In recent weeks, resistance committees – modeled after the committees that organise weekly protests in the capital, Khartoum – have been formed in the north.
'There can’t be an improvement in socio-economic conditions without democracy'
Ibrahim is one of these activists. He comes from the town of al-Berguig, located more than 500 kilometres north of Khartoum.
The fight to stop the rising cost of electricity is no longer the central issue for us. First, we need to return to the political transition towards democracy and the establishment of democratic institutions. There can’t be an improvement in socio-economic conditions without democracy.
Today [Wednesday, February 2], I helped erect a barricade in Hafir [Editor’s note: a town located in the al-Berguig region]. Around 200 lorries carrying Egyptian products were stalled. The lorries were carrying livestock, frozen meat and cotton, among other things.
When the lorries are stopped, we check with the drivers to see if their documents are in order, if they have receipts. That’s one way to combat smuggling, because there is a lot of camel smuggling between Sudan and Egypt.
However, we don’t search the goods because we can’t step in for the police.
In order to avoid the barricades along the highway in Northern state, lorries carrying goods bound for Egypt have been traveling through the Port Sudan region, located in the northeastern part of the country.
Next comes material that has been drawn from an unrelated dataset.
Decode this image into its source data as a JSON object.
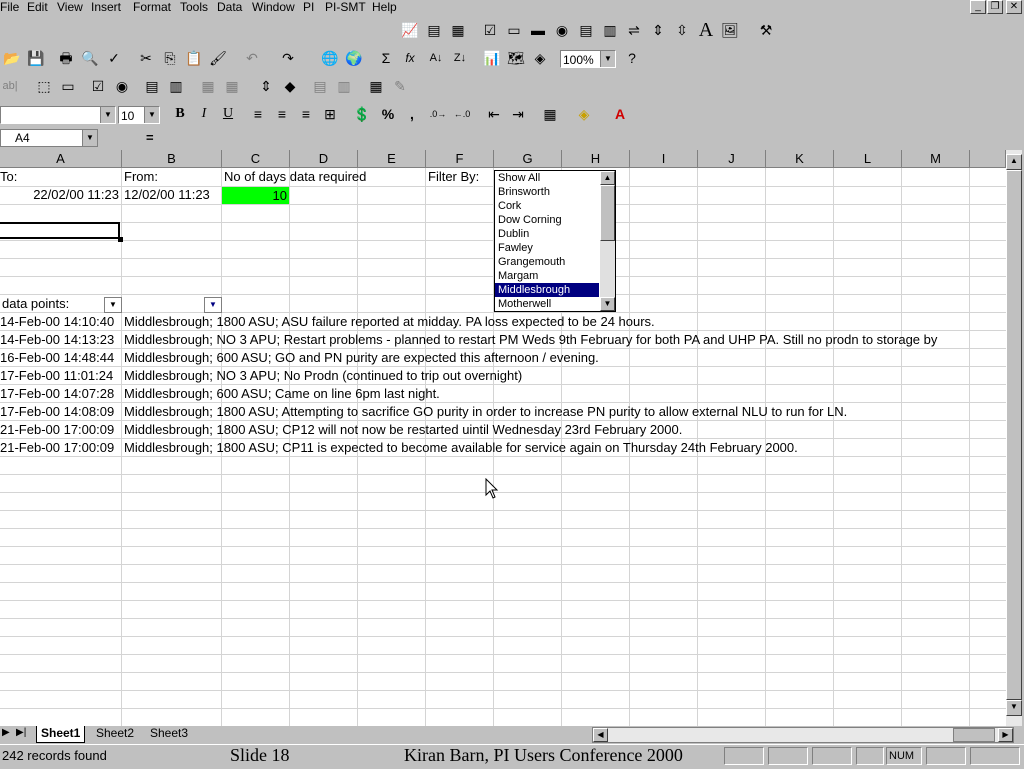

But protesters there have also started to block this highway, as shown in videos posted on social media.
📍 The Egyptian trucks tried to circumvent Shiryan Al Shamal road, which was blocked by the northern state protesters, but the Port Sudan's youths managed to stop them at Transit bridge.#SudanCoup #ترس_الشمال pic.twitter.com/9506jigrbP— Mohamed Mustafa (@Moh_Gamea) January 31, 2022
According to Sudanese economist Mohamed al-Nayer, quoted by al-Araby, these barricades will have an effect on the economies of both countries. Sudanese exports to Egypt represent 10% of the country’s total exports. He said that the volume of exchange between the two countries surpassed one billion dollars in 2021.